It is not your responsibility to educate every clueless person about PrEP. They’ve all got Google if they really wanna know. It’s exhausting walking around explaining yourself all of the time, so save that energy for the people closest to you. But, if you do feel compelled to respond, it never kills to educate people. It’s your decision.
What was their intent?
Does the person genuinely care about you? Are they just being nosey? Or are they a potential hookup trying to get all of the information?
You’re within your rights to say, “Asking me if I take PrEP to protect myself on my nights out implies that people who take PrEP are sluts, and that offends me.”
People might not realize they’re implying you’re a whore or slut and might not mean any harm. If so, remember to be patient and explain to them that they’re being rude. Hopefully, you’ll help them understand and prevent them from asking similar questions to you or anyone else in the future.
Sometimes though, people are just mean. Some people will use you as a punching bag because of their own emotional issues. Hear us loud and clear: you don’t need them or their drama. You deserve people around you who cherish you and want to lift you up.

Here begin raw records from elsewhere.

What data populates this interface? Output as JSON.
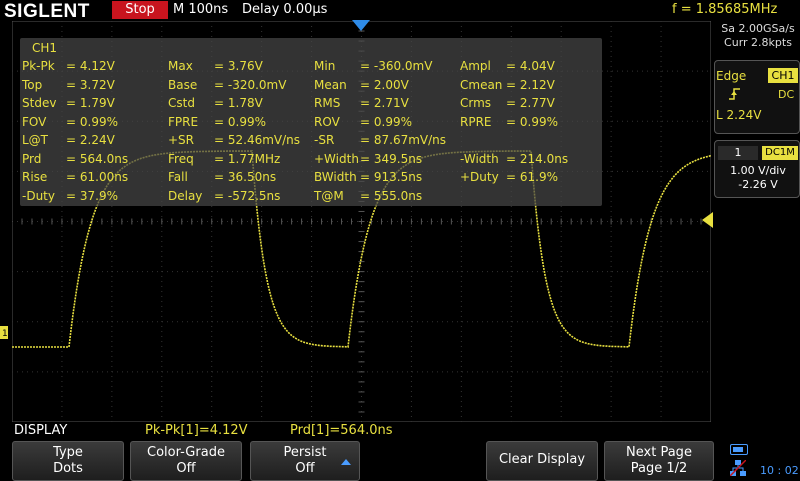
{
  "topbar": {
    "brand": "SIGLENT",
    "run_state": "Stop",
    "timebase": "M 100ns",
    "delay": "Delay 0.00µs",
    "frequency": "f = 1.85685MHz"
  },
  "acquisition": {
    "sample_rate": "Sa 2.00GSa/s",
    "memory": "Curr 2.8kpts"
  },
  "trigger": {
    "type": "Edge",
    "source": "CH1",
    "slope_icon": "rising-edge-icon",
    "coupling": "DC",
    "level": "L  2.24V"
  },
  "channel": {
    "number": "1",
    "coupling": "DC1M",
    "scale": "1.00 V/div",
    "offset": "-2.26 V"
  },
  "measurements": {
    "title": "CH1",
    "rows": [
      [
        [
          "Pk-Pk",
          "= 4.12V"
        ],
        [
          "Max",
          "= 3.76V"
        ],
        [
          "Min",
          "= -360.0mV"
        ],
        [
          "Ampl",
          "= 4.04V"
        ]
      ],
      [
        [
          "Top",
          "= 3.72V"
        ],
        [
          "Base",
          "= -320.0mV"
        ],
        [
          "Mean",
          "= 2.00V"
        ],
        [
          "Cmean",
          "= 2.12V"
        ]
      ],
      [
        [
          "Stdev",
          "= 1.79V"
        ],
        [
          "Cstd",
          "= 1.78V"
        ],
        [
          "RMS",
          "= 2.71V"
        ],
        [
          "Crms",
          "= 2.77V"
        ]
      ],
      [
        [
          "FOV",
          "= 0.99%"
        ],
        [
          "FPRE",
          "= 0.99%"
        ],
        [
          "ROV",
          "= 0.99%"
        ],
        [
          "RPRE",
          "= 0.99%"
        ]
      ],
      [
        [
          "L@T",
          "= 2.24V"
        ],
        [
          "+SR",
          "= 52.46mV/ns"
        ],
        [
          "-SR",
          "= 87.67mV/ns"
        ],
        [
          "",
          ""
        ]
      ],
      [
        [
          "Prd",
          "= 564.0ns"
        ],
        [
          "Freq",
          "= 1.77MHz"
        ],
        [
          "+Width",
          "= 349.5ns"
        ],
        [
          "-Width",
          "= 214.0ns"
        ]
      ],
      [
        [
          "Rise",
          "= 61.00ns"
        ],
        [
          "Fall",
          "= 36.50ns"
        ],
        [
          "BWidth",
          "= 913.5ns"
        ],
        [
          "+Duty",
          "= 61.9%"
        ]
      ],
      [
        [
          "-Duty",
          "= 37.9%"
        ],
        [
          "Delay",
          "= -572.5ns"
        ],
        [
          "T@M",
          "= 555.0ns"
        ],
        [
          "",
          ""
        ]
      ]
    ]
  },
  "status": {
    "menu_name": "DISPLAY",
    "measure1": "Pk-Pk[1]=4.12V",
    "measure2": "Prd[1]=564.0ns"
  },
  "softkeys": {
    "type_label": "Type",
    "type_value": "Dots",
    "color_label": "Color-Grade",
    "color_value": "Off",
    "persist_label": "Persist",
    "persist_value": "Off",
    "clear_label": "Clear Display",
    "next_label": "Next Page",
    "next_value": "Page 1/2"
  },
  "clock": "10 : 02",
  "colors": {
    "trace": "#e8e040",
    "run_stop": "#c8141e",
    "icons": "#4a9cff"
  }
}
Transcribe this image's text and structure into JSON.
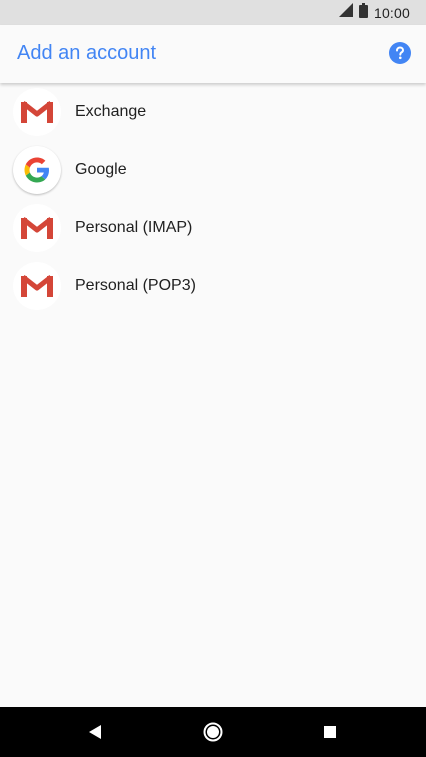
{
  "status_bar": {
    "time": "10:00",
    "icons": [
      "signal-icon",
      "battery-icon"
    ]
  },
  "app_bar": {
    "title": "Add an account",
    "help_icon": "help-icon"
  },
  "accounts": [
    {
      "label": "Exchange",
      "icon": "gmail-icon"
    },
    {
      "label": "Google",
      "icon": "google-icon"
    },
    {
      "label": "Personal (IMAP)",
      "icon": "gmail-icon"
    },
    {
      "label": "Personal (POP3)",
      "icon": "gmail-icon"
    }
  ],
  "nav_bar": {
    "icons": [
      "back-icon",
      "home-icon",
      "recents-icon"
    ]
  },
  "colors": {
    "accent": "#4285f4",
    "status_bar": "#e0e0e0",
    "background": "#fafafa",
    "nav_bar": "#000000",
    "gmail_red": "#d44638"
  }
}
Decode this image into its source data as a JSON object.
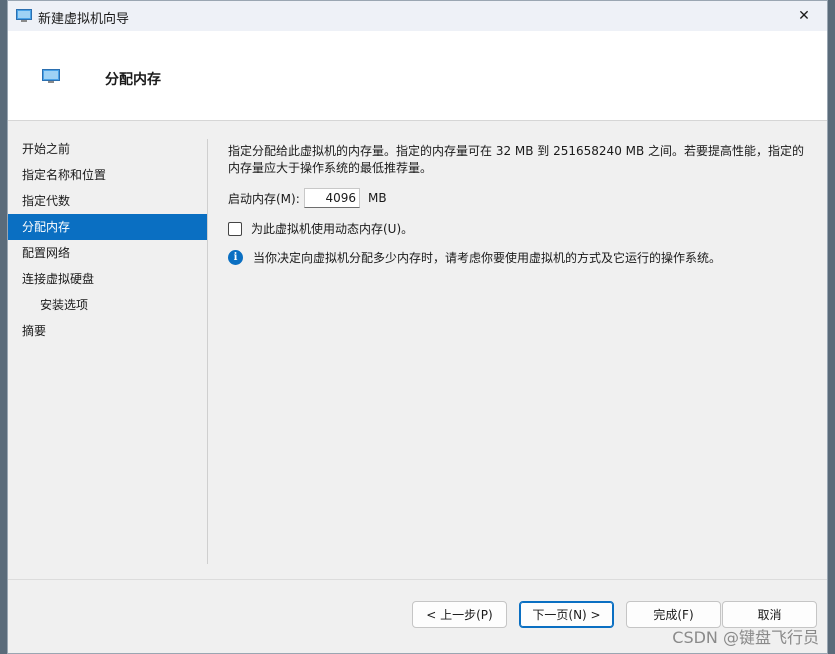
{
  "window": {
    "title": "新建虚拟机向导",
    "close_glyph": "✕"
  },
  "header": {
    "title": "分配内存",
    "icon": "monitor-icon"
  },
  "nav": {
    "items": [
      {
        "label": "开始之前",
        "active": false,
        "sub": false
      },
      {
        "label": "指定名称和位置",
        "active": false,
        "sub": false
      },
      {
        "label": "指定代数",
        "active": false,
        "sub": false
      },
      {
        "label": "分配内存",
        "active": true,
        "sub": false
      },
      {
        "label": "配置网络",
        "active": false,
        "sub": false
      },
      {
        "label": "连接虚拟硬盘",
        "active": false,
        "sub": false
      },
      {
        "label": "安装选项",
        "active": false,
        "sub": true
      },
      {
        "label": "摘要",
        "active": false,
        "sub": false
      }
    ]
  },
  "content": {
    "description": "指定分配给此虚拟机的内存量。指定的内存量可在 32 MB 到 251658240 MB 之间。若要提高性能，指定的内存量应大于操作系统的最低推荐量。",
    "startup_memory_label": "启动内存(M):",
    "startup_memory_value": "4096",
    "startup_memory_unit": "MB",
    "dynamic_memory_label": "为此虚拟机使用动态内存(U)。",
    "dynamic_memory_checked": false,
    "info_glyph": "i",
    "info_text": "当你决定向虚拟机分配多少内存时，请考虑你要使用虚拟机的方式及它运行的操作系统。"
  },
  "footer": {
    "prev_label": "< 上一步(P)",
    "next_label": "下一页(N) >",
    "finish_label": "完成(F)",
    "cancel_label": "取消"
  },
  "watermark": "CSDN @键盘飞行员",
  "colors": {
    "accent": "#0a6fc2",
    "window_bg": "#f0f0f0",
    "header_bg": "#ffffff"
  }
}
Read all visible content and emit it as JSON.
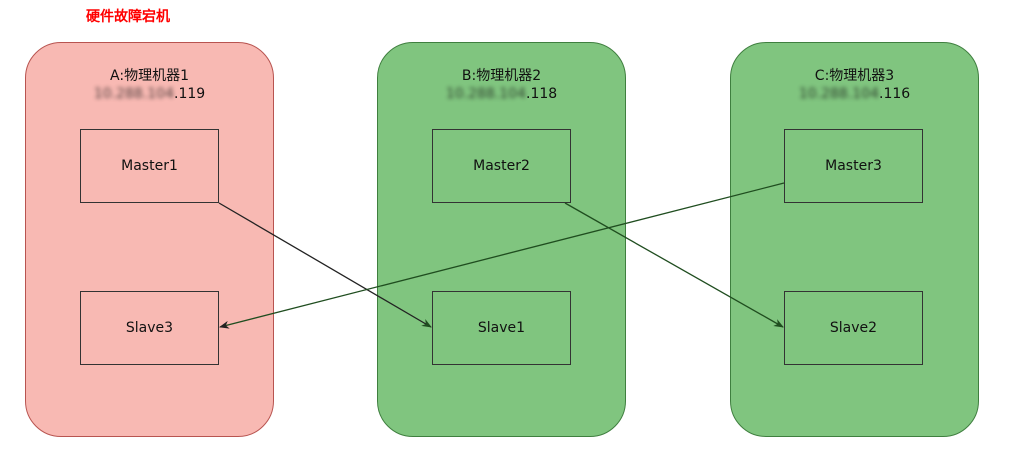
{
  "title": "硬件故障宕机",
  "machines": [
    {
      "id": "A",
      "name": "A:物理机器1",
      "ip_visible_suffix": ".119",
      "status": "failed",
      "color": "#f8b9b3"
    },
    {
      "id": "B",
      "name": "B:物理机器2",
      "ip_visible_suffix": ".118",
      "status": "ok",
      "color": "#80c57f"
    },
    {
      "id": "C",
      "name": "C:物理机器3",
      "ip_visible_suffix": ".116",
      "status": "ok",
      "color": "#80c57f"
    }
  ],
  "nodes": {
    "master1": "Master1",
    "slave3": "Slave3",
    "master2": "Master2",
    "slave1": "Slave1",
    "master3": "Master3",
    "slave2": "Slave2"
  },
  "replication": [
    {
      "from": "Master1",
      "to": "Slave1"
    },
    {
      "from": "Master2",
      "to": "Slave2"
    },
    {
      "from": "Master3",
      "to": "Slave3"
    }
  ],
  "colors": {
    "title_red": "#ff0000",
    "failed_fill": "#f8b9b3",
    "ok_fill": "#80c57f",
    "arrow_failed": "#222222",
    "arrow_ok": "#1f4d1f"
  }
}
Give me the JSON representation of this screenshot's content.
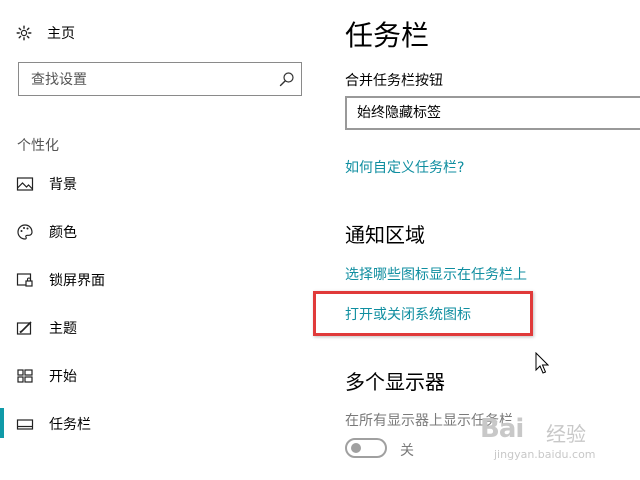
{
  "sidebar": {
    "home_label": "主页",
    "search_placeholder": "查找设置",
    "section_title": "个性化",
    "items": [
      {
        "label": "背景",
        "icon": "picture-icon"
      },
      {
        "label": "颜色",
        "icon": "palette-icon"
      },
      {
        "label": "锁屏界面",
        "icon": "lock-screen-icon"
      },
      {
        "label": "主题",
        "icon": "theme-icon"
      },
      {
        "label": "开始",
        "icon": "start-icon"
      },
      {
        "label": "任务栏",
        "icon": "taskbar-icon",
        "active": true
      }
    ],
    "accent_color": "#0f9aa8"
  },
  "main": {
    "title": "任务栏",
    "combine_label": "合并任务栏按钮",
    "combine_value": "始终隐藏标签",
    "customize_link": "如何自定义任务栏?",
    "notification_heading": "通知区域",
    "select_icons_link": "选择哪些图标显示在任务栏上",
    "system_icons_link": "打开或关闭系统图标",
    "multi_display_heading": "多个显示器",
    "show_all_label": "在所有显示器上显示任务栏",
    "toggle_state": "关",
    "link_color": "#0f8ea0",
    "highlight_color": "#e03a3a"
  },
  "watermark": {
    "logo": "Bai",
    "text": "经验",
    "url": "jingyan.baidu.com"
  }
}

Remember: hurtful questions aren’t about you. They are about people asking questions about something they don’t understand. And if they come across as insulting, it says more about them than it does about you.